It is no secret the COVID-19 pandemic has dramatically changed the way people around the world interact with one another. Humans crave social interaction, and Mississippi State University students are no different. Students have had to get creative in order to stay connected with each other and finish out the school year strong in the midst of quarantine.
In order to prepare for last week's final exams, some MSU students turned to group study sessions over video-calling websites such as WebEx, Zoom and Google Hangouts. Alex Hegman, a junior animal and dairy science major, reflected positively on a cell biology group study session she conducted.
"The three of us usually meet up to study for tests, so it was still great to be able to meet and discuss topics that we weren't sure about," Hegman said.
For students involved in Greek life, there were numerous events scheduled for the remainder of the semester which fell victim to cancellation. However, some sororities and fraternities continued with weekly chapter meetings and even held formal events over video call.
Haley Palmer, a sophomore communication major and social chair for Alpha Delta Pi Epsilon Eta, enjoyed keeping up with her sisters during the quarantine in this way.
"We have sisterhood events, and it is such a fun way to keep us all connected," Palmer said.
Virtual game nights have also gained popularity during social distancing. For example, many students have hosted Jackbox games over Zoom. Jackbox is an online gaming service which includes interactive party games such as Quiplash, Monsters Seeking Monsters and Fibbage. These games begin with the host sharing their screen over Zoom and commence as players input their answers through their smartphones. The students are able to play Jackbox while also seeing each other's faces and talking to one another.
Zoom has also become a solution for students who are missing their weekly lunch dates at the Colvard Student Union, Fresh Food Company, The Marketplace at Perry, their sorority house or wherever else they may choose to break bread. Even though it is a different experience than eating at one of MSU's dining facilities, students are still able to enjoy meals with friends from the comfort of their own kitchens.
Another popular form of communication between students is writing letters.
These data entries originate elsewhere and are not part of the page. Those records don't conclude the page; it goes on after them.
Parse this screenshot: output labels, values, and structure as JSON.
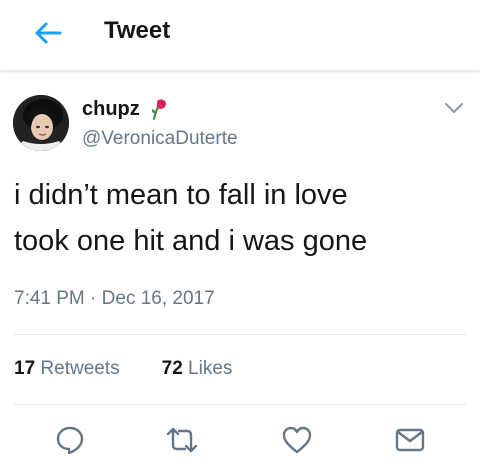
{
  "header": {
    "title": "Tweet",
    "back_icon": "arrow-left-icon"
  },
  "tweet": {
    "display_name": "chupz",
    "handle": "@VeronicaDuterte",
    "emoji_icon": "wilted-rose-icon",
    "lines": [
      "i didn’t mean to fall in love",
      "took one hit and i was gone"
    ],
    "time": "7:41 PM",
    "separator": " · ",
    "date": "Dec 16, 2017",
    "retweets": {
      "count": "17",
      "label": "Retweets"
    },
    "likes": {
      "count": "72",
      "label": "Likes"
    }
  },
  "actions": [
    {
      "icon": "reply-icon"
    },
    {
      "icon": "retweet-icon"
    },
    {
      "icon": "like-heart-icon"
    },
    {
      "icon": "direct-message-icon"
    }
  ],
  "colors": {
    "accent": "#1da1f2",
    "text": "#14171a",
    "secondary": "#657786",
    "divider": "#e1e8ed"
  }
}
For example, MSU's Reformed University Fellowship has been assigning pen pals to students who sign up. This has helped students make new friends they most likely would not have met without RUF pen pals.
Aubrey Diefenthal, freshman wildlife; fisheries and aquaculture major, has written over 60 letters since the start of quarantine. She has been personalizing them with stickers, Bible verses and inside jokes to spread cheer and optimism in this unprecedented time.
"I've written to friends, friends of friends and to people in my community who I didn't know, but I knew needed encouragement," Diefenthal said. "Some people write back, and others don't. But they usually do. Either way, they are so fun to send out."
Students have been intentional in sharing book, film, music and podcast recommendations with each other during social distancing.
MSU's Music Maker Productions and Bulldog Bash committees have curated multiple playlists on Spotify and Apple Music for students looking to expand their music tastes.
Some MSU students have even started their own podcasts. Amelia Abernathy, a sophomore majoring in educational psychology, hosts "The Audacious and Unbridled Joy Podcast," where she features people navigating their journeys of faith throughout college. Charlie Steele, a sophomore majoring in business administration, is a co-host for "On the Way Back." His podcast highlights two high school friends who attend colleges on opposite sides of the country, at Mississippi State University and the University of Southern California.
In the midst of this time of isolation, students at MSU have discovered innovative ways to keep in touch with friends. As stated in the alma mater, "loyal friends we'll always be." This sentiment rings just as true when uttered from living rooms across the country as it does when bellowed from a crowded Davis Wade stadium.